- **How to complete this task**: The data below is to be copied exactly, line by line.

- **Extracted information**:
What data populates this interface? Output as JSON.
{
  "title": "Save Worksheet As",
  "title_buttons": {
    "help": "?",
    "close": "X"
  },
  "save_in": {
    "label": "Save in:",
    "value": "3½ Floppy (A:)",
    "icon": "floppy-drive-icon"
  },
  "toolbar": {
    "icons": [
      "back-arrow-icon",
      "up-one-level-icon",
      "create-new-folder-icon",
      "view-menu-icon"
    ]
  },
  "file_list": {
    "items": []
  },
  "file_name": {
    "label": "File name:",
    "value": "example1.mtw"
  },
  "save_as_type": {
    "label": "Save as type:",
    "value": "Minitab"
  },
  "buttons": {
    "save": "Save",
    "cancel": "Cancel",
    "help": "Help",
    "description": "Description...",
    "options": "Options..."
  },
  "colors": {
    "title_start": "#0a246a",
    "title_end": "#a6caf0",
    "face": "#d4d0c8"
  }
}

- **Output below**:
What data populates this interface? Output as JSON.
{
  "title": "Save Worksheet As",
  "title_buttons": {
    "help": "?",
    "close": "X"
  },
  "save_in": {
    "label": "Save in:",
    "value": "3½ Floppy (A:)",
    "icon": "floppy-drive-icon"
  },
  "toolbar": {
    "icons": [
      "back-arrow-icon",
      "up-one-level-icon",
      "create-new-folder-icon",
      "view-menu-icon"
    ]
  },
  "file_list": {
    "items": []
  },
  "file_name": {
    "label": "File name:",
    "value": "example1.mtw"
  },
  "save_as_type": {
    "label": "Save as type:",
    "value": "Minitab"
  },
  "buttons": {
    "save": "Save",
    "cancel": "Cancel",
    "help": "Help",
    "description": "Description...",
    "options": "Options..."
  },
  "colors": {
    "title_start": "#0a246a",
    "title_end": "#a6caf0",
    "face": "#d4d0c8"
  }
}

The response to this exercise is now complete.